How does art survive in a time of oppression? During the Soviet rule artists who stayed true to their vision were executed, sent to mental hospitals or forced-labor prisons. The plight of these artists inspired young Igor Savitsky. He pretended to buy state-approved art but instead daringly rescued 40,000 forbidden works of art and created a museum in the desert of Uzbekistan, far from the watchful eyes of the KGB. Though a penniless artist himself, he cajoled the cash to pay for the art from the same authorities who were banning it. Savitsky amassed an eclectic mix of Russian avant-garde art. But his greatest discovery was an unknown school of artists who settle in Uzbekistan after the Russian revolution of 1917, encountering a unique Islamic culture, as exotic to them as Tahiti was for Gauguin.
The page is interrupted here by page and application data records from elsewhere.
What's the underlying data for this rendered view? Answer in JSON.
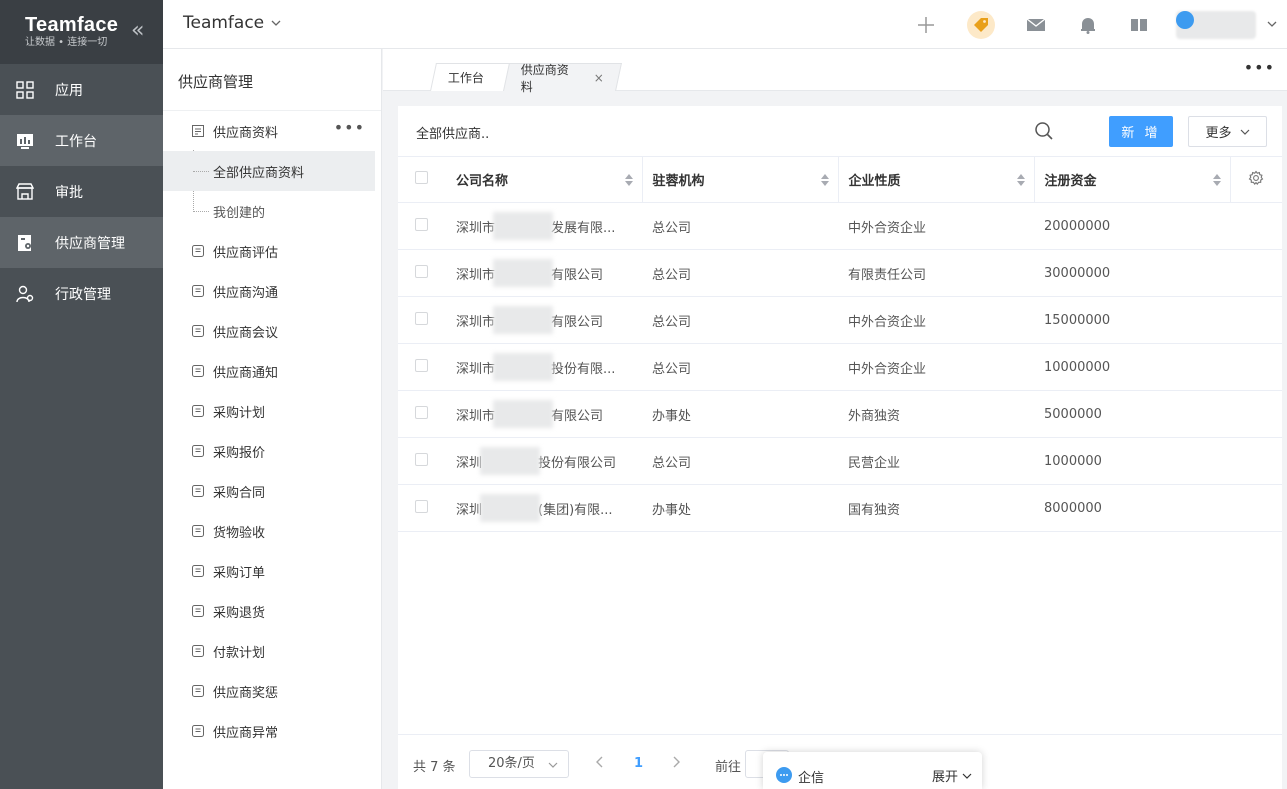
{
  "brand": {
    "title": "Teamface",
    "subtitle": "让数据 • 连接一切"
  },
  "main_nav": [
    {
      "label": "应用",
      "icon": "apps-grid-icon",
      "active": false
    },
    {
      "label": "工作台",
      "icon": "dashboard-icon",
      "active": true
    },
    {
      "label": "审批",
      "icon": "approval-icon",
      "active": false
    },
    {
      "label": "供应商管理",
      "icon": "supplier-icon",
      "active": true
    },
    {
      "label": "行政管理",
      "icon": "admin-people-icon",
      "active": false
    }
  ],
  "header": {
    "app_name": "Teamface"
  },
  "sub_sidebar": {
    "title": "供应商管理",
    "supplier_info": "供应商资料",
    "children": [
      "全部供应商资料",
      "我创建的"
    ],
    "items": [
      {
        "label": "供应商评估",
        "icon": "evaluate-icon"
      },
      {
        "label": "供应商沟通",
        "icon": "chat-face-icon"
      },
      {
        "label": "供应商会议",
        "icon": "meeting-icon"
      },
      {
        "label": "供应商通知",
        "icon": "notice-icon"
      },
      {
        "label": "采购计划",
        "icon": "cart-icon"
      },
      {
        "label": "采购报价",
        "icon": "quote-icon"
      },
      {
        "label": "采购合同",
        "icon": "contract-icon"
      },
      {
        "label": "货物验收",
        "icon": "inspect-icon"
      },
      {
        "label": "采购订单",
        "icon": "order-icon"
      },
      {
        "label": "采购退货",
        "icon": "return-cart-icon"
      },
      {
        "label": "付款计划",
        "icon": "money-bag-icon"
      },
      {
        "label": "供应商奖惩",
        "icon": "reward-icon"
      },
      {
        "label": "供应商异常",
        "icon": "calendar-grid-icon"
      }
    ]
  },
  "tabs": [
    {
      "label": "工作台"
    },
    {
      "label": "供应商资料",
      "close": "×"
    }
  ],
  "toolbar": {
    "filter_title": "全部供应商..",
    "add_label": "新 增",
    "more_label": "更多"
  },
  "table": {
    "columns": [
      "公司名称",
      "驻蓉机构",
      "企业性质",
      "注册资金"
    ],
    "rows": [
      {
        "name_pre": "深圳市",
        "name_post": "发展有限...",
        "org": "总公司",
        "nature": "中外合资企业",
        "capital": "20000000"
      },
      {
        "name_pre": "深圳市",
        "name_post": "有限公司",
        "org": "总公司",
        "nature": "有限责任公司",
        "capital": "30000000"
      },
      {
        "name_pre": "深圳市",
        "name_post": "有限公司",
        "org": "总公司",
        "nature": "中外合资企业",
        "capital": "15000000"
      },
      {
        "name_pre": "深圳市",
        "name_post": "投份有限...",
        "org": "总公司",
        "nature": "中外合资企业",
        "capital": "10000000"
      },
      {
        "name_pre": "深圳市",
        "name_post": "有限公司",
        "org": "办事处",
        "nature": "外商独资",
        "capital": "5000000"
      },
      {
        "name_pre": "深圳",
        "name_post": "投份有限公司",
        "org": "总公司",
        "nature": "民营企业",
        "capital": "1000000"
      },
      {
        "name_pre": "深圳",
        "name_post": "(集团)有限...",
        "org": "办事处",
        "nature": "国有独资",
        "capital": "8000000"
      }
    ]
  },
  "pager": {
    "total": "共 7 条",
    "page_size": "20条/页",
    "current_page": "1",
    "goto_label": "前往"
  },
  "chat": {
    "label": "企信",
    "expand": "展开"
  },
  "colors": {
    "sidebar_bg": "#4a5055",
    "brand_bg": "#3a3f44",
    "primary": "#409eff"
  }
}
They developed a startlingly original style, fusing European modernism with centuries-old Eastern traditions.
Location: The Strand Theatre, Rockland